  • Z. Akbar

    Mr Edhi for President!Recommend

  • http://Karachi Kazmis

    I appreciate the views of the writer. Just because that A Warrior was sitting with pregnant women since last five years and the other was picking up the dead and wounded innocents from the streets will all tolerance and dignity.Recommend

  • Minto

    Radicals have really degraded the serene image of Islam. Kudos to Abdul Sattar Edhi for upholding the true image of this beautiful religion.Recommend

  • http://www.pkhope.com Maleeha Khan

    A good write up!Recommend

  • http://nuclearsupremacyforindiaoverus.blogspot.com Satish Chandra

    With all the criminals, jews and non-jews, the United States is harboring, justice will not be done without its coast-to-coast destruction; I am India’s expert in strategic defence and the father of its strategic program including the Integrated Guided Missile Development Program and my blog titled ‘Nuclear Supremacy For India Over U.S.’, which can be found by a Yahoo search with the title, shows how India will do it. Satish ChandraRecommend

  • Nurmomad

    Excellent piece Talal.

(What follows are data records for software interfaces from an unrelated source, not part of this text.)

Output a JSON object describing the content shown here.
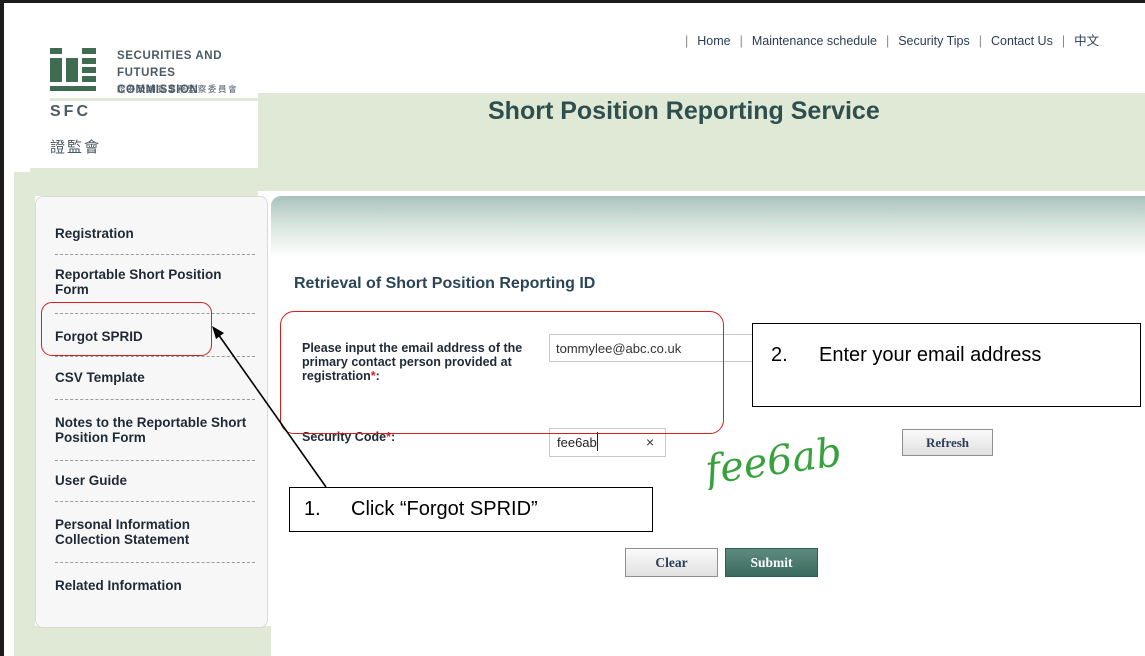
{
  "logo": {
    "line1": "SECURITIES AND",
    "line2": "FUTURES COMMISSION",
    "chinese_full": "證券及期貨事務監察委員會",
    "abbr": "SFC",
    "chinese_short": "證監會"
  },
  "topnav": {
    "items": [
      "Home",
      "Maintenance schedule",
      "Security Tips",
      "Contact Us",
      "中文"
    ]
  },
  "site_title": "Short Position Reporting Service",
  "sidebar": {
    "items": [
      {
        "label": "Registration"
      },
      {
        "label": "Reportable Short Position Form"
      },
      {
        "label": "Forgot SPRID"
      },
      {
        "label": "CSV Template"
      },
      {
        "label": "Notes to the Reportable Short Position Form"
      },
      {
        "label": "User Guide"
      },
      {
        "label": "Personal Information Collection Statement"
      },
      {
        "label": "Related Information"
      }
    ]
  },
  "form": {
    "heading": "Retrieval of Short Position Reporting ID",
    "email_label": "Please input the email address of the primary contact person provided at registration",
    "required_mark": "*",
    "colon": ":",
    "email_value": "tommylee@abc.co.uk",
    "code_label": "Security Code",
    "code_value": "fee6ab",
    "clear_x": "×",
    "captcha_text": "fee6ab",
    "refresh_label": "Refresh",
    "clear_label": "Clear",
    "submit_label": "Submit"
  },
  "annotations": {
    "step1_num": "1.",
    "step1_text": "Click “Forgot SPRID”",
    "step2_num": "2.",
    "step2_text": "Enter your email address",
    "highlight_color": "#d61f1f"
  }
}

Thanks Tribune for posting this.Recommend

  • Saadia Khan

    Very nice article and thought provoking. Can i request you to write this in Urdu and have it published in urdu newspapers as well. It would be nice if these thoughts are read by the masses as well. Thank you !!!Recommend

  • Asad Baig

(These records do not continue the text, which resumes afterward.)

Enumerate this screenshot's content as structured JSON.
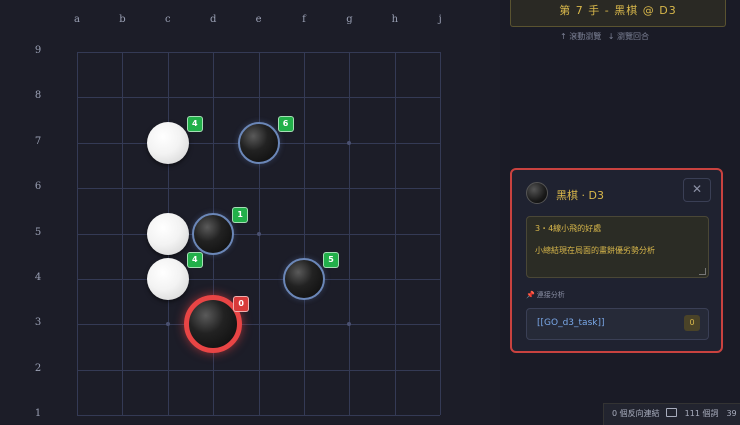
{
  "board": {
    "columns": [
      "a",
      "b",
      "c",
      "d",
      "e",
      "f",
      "g",
      "h",
      "j"
    ],
    "rows": [
      "9",
      "8",
      "7",
      "6",
      "5",
      "4",
      "3",
      "2",
      "1"
    ],
    "stones": [
      {
        "color": "white",
        "col": "c",
        "row": "7",
        "badge": "4",
        "badge_color": "green",
        "last": false
      },
      {
        "color": "black",
        "col": "e",
        "row": "7",
        "badge": "6",
        "badge_color": "green",
        "last": false
      },
      {
        "color": "white",
        "col": "c",
        "row": "5",
        "badge": "",
        "badge_color": "",
        "last": false
      },
      {
        "color": "black",
        "col": "d",
        "row": "5",
        "badge": "1",
        "badge_color": "green",
        "last": false
      },
      {
        "color": "white",
        "col": "c",
        "row": "4",
        "badge": "4",
        "badge_color": "green",
        "last": false
      },
      {
        "color": "black",
        "col": "f",
        "row": "4",
        "badge": "5",
        "badge_color": "green",
        "last": false
      },
      {
        "color": "black",
        "col": "d",
        "row": "3",
        "badge": "0",
        "badge_color": "red",
        "last": true
      }
    ]
  },
  "header": {
    "move_title": "第 7 手 - 黑棋 @ D3",
    "hint_scroll": "↑ 滾動瀏覽",
    "hint_browse": "↓ 瀏覽回合"
  },
  "panel": {
    "title": "黑棋 · D3",
    "close_label": "✕",
    "note_line1": "3・4線小飛的好處",
    "note_line2": "小總結現在局面的畫餅優劣勢分析",
    "link_label": "連接分析",
    "link_text": "[[GO_d3_task]]",
    "link_count": "0"
  },
  "status_bar": {
    "backlinks": "0 個反向連結",
    "words": "111 個詞",
    "chars": "39"
  },
  "colors": {
    "accent_gold": "#d9b84b",
    "highlight_red": "#e84545",
    "badge_green": "#22b04a"
  }
}
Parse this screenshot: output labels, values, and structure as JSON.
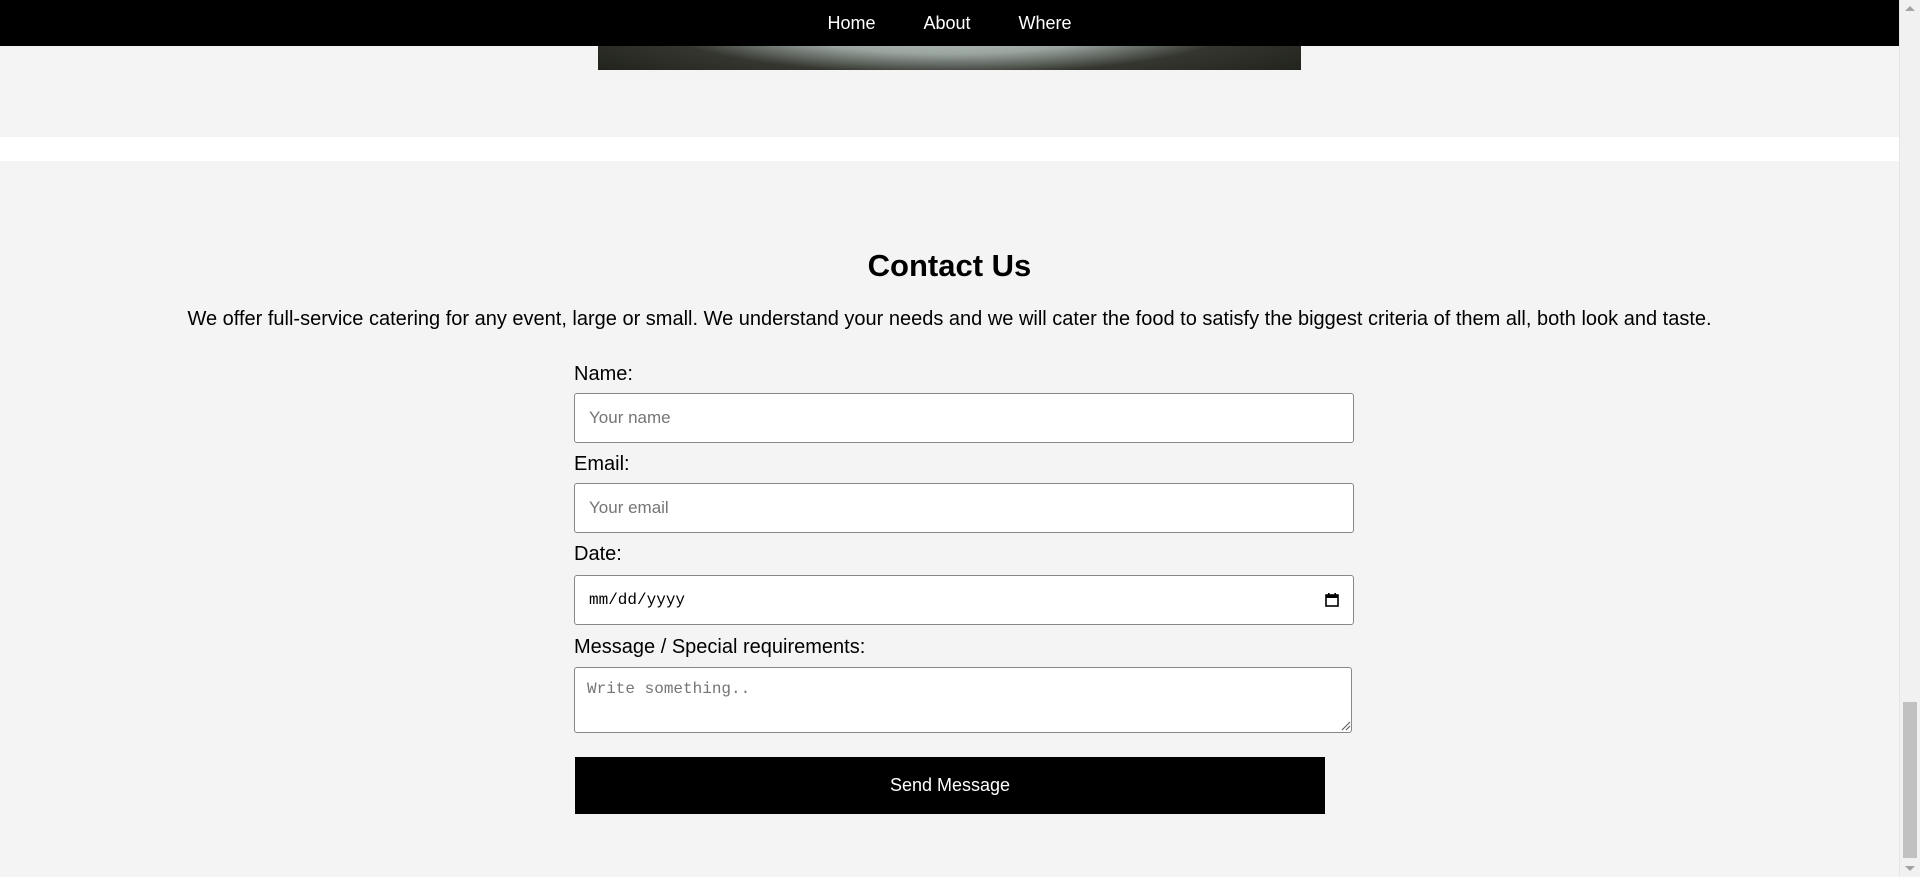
{
  "nav": {
    "items": [
      {
        "label": "Home"
      },
      {
        "label": "About"
      },
      {
        "label": "Where"
      }
    ]
  },
  "contact": {
    "title": "Contact Us",
    "intro": "We offer full-service catering for any event, large or small. We understand your needs and we will cater the food to satisfy the biggest criteria of them all, both look and taste.",
    "name_label": "Name:",
    "name_placeholder": "Your name",
    "email_label": "Email:",
    "email_placeholder": "Your email",
    "date_label": "Date:",
    "date_value": "mm/dd/yyyy",
    "message_label": "Message / Special requirements:",
    "message_placeholder": "Write something..",
    "submit_label": "Send Message"
  },
  "icons": {
    "date": "calendar-icon"
  },
  "colors": {
    "nav_bg": "#000000",
    "page_bg": "#f4f4f4",
    "button_bg": "#000000",
    "button_text": "#ffffff"
  }
}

    Very Well Written. Edhi is a True Role Model for Everyone in Pakistan.Recommend

  • Hafeez Ishak

    It is my firm belief that Mr. Edhi deserves a lot more respect and recognition then it has been given to him. I salute Mr. Edhi for the work he has done over the years. As far as the comment by Disco Molvi about Obama, it is totally unfounded. There are a lot of us here in the United States that understand President Obama. We study and research before making a comment, and I am talking about folks that are unbiased and independents. There are a lots of us that are neither Democrats nor Republicans. We just seek the facts and then as a result of those substantive facts respect President Obama.

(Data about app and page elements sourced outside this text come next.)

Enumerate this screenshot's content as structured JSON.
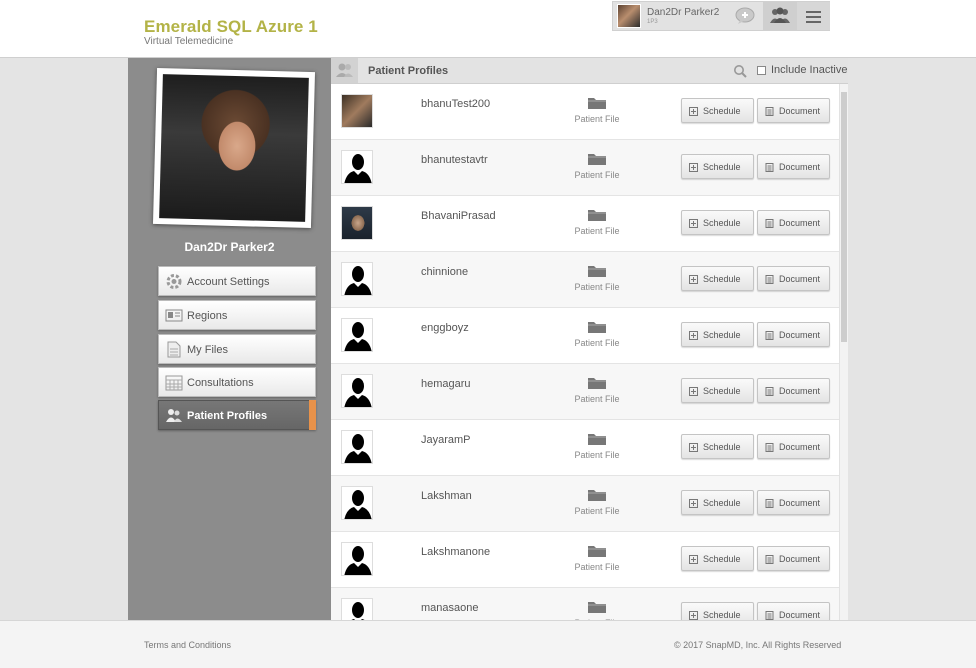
{
  "header": {
    "title": "Emerald SQL Azure 1",
    "subtitle": "Virtual Telemedicine",
    "user": {
      "name": "Dan2Dr Parker2",
      "sub": "1P3"
    }
  },
  "sidebar": {
    "profile_name": "Dan2Dr Parker2",
    "items": [
      {
        "label": "Account Settings",
        "icon": "gear-icon"
      },
      {
        "label": "Regions",
        "icon": "id-card-icon"
      },
      {
        "label": "My Files",
        "icon": "document-icon"
      },
      {
        "label": "Consultations",
        "icon": "calendar-icon"
      },
      {
        "label": "Patient Profiles",
        "icon": "people-icon",
        "active": true
      }
    ]
  },
  "panel": {
    "title": "Patient Profiles",
    "include_inactive_label": "Include Inactive",
    "include_inactive_checked": false
  },
  "patients": [
    {
      "name": "bhanuTest200",
      "avatar": "photo"
    },
    {
      "name": "bhanutestavtr",
      "avatar": "silhouette"
    },
    {
      "name": "BhavaniPrasad",
      "avatar": "photo"
    },
    {
      "name": "chinnione",
      "avatar": "silhouette"
    },
    {
      "name": "enggboyz",
      "avatar": "silhouette"
    },
    {
      "name": "hemagaru",
      "avatar": "silhouette"
    },
    {
      "name": "JayaramP",
      "avatar": "silhouette"
    },
    {
      "name": "Lakshman",
      "avatar": "silhouette"
    },
    {
      "name": "Lakshmanone",
      "avatar": "silhouette"
    },
    {
      "name": "manasaone",
      "avatar": "silhouette"
    }
  ],
  "row_labels": {
    "patient_file": "Patient File",
    "schedule": "Schedule",
    "document": "Document"
  },
  "footer": {
    "terms": "Terms and Conditions",
    "copyright": "© 2017 SnapMD, Inc. All Rights Reserved"
  },
  "colors": {
    "brand": "#b3b347",
    "accent": "#e8924a",
    "sidebar": "#8c8c8c"
  }
}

    Hafeez IshakRecommend

  • Syed Hussein El-Edroos

    Every word to the point especially about Mr Edhi. Well writtenRecommend

  • SaraKhan

    I want to raise only one point from my politicians and establishment.

    Why 3.5 million afghans are still here in our country?

    They have purchased properties, they have pakistnai passport and pakistani id cards on what bases?Recommend

  • Hassan Talal Maitla

    @Saadia Khan: Thanks for the suggestion. You are right, English newspapers are read only by a small minority. I will endeavor to write a similar themed piece in an Urdu newspaper.Recommend

  • Anurag Sharma

    It really is a great thing that individuals like Abdul Sattar Edhi exist in this world. History is full of certain individuals who have made real differences to the society they live. Even though I am very much with Mr Edhi’s cause, I feel in today’s world it is very difficult to fight the system unless you are backed by someone in the political hierarchy.

    A recommendation: How about having “The good, the bad and the ugly” as your article title? lolRecommend

  • Minto

    @Sara Khan: Would you ask the same question to Bristish politicians in regard to over a million Pakistanis living in Britain? Ofcourse many of them have been granted British passport after spending 14 years illegally in the UK.Recommend

  • Minto

    @Anurag: I humbly disagree with you regarding your comment on having support from a political hierarchy to fight corruption in the system. As in Mr Edhi’s case, he has the support of millions of Pakistanis. You just need the intention to help the needy and poor and God paves the way for you.Recommend

  • seeker

    Edhi for noble peace prize, 2012.Recommend

  • Ali Akbar Khan

    Give me Edhi as President of Pakistan any day. He should first get rid of the Army brass and the corrupt politicians of yesteryear and fill cabinet posts with those who have worked in his organization and know the face of human suffering, irrespective of religious bias..Recommend

  • I Owe Edhi

    Edhi has been the reason i am in this world!! Thank you Edhi Sahab for having such a big great heart without bias. I owe my life to you. I will pass on this to someone else who deserves help. :)Recommend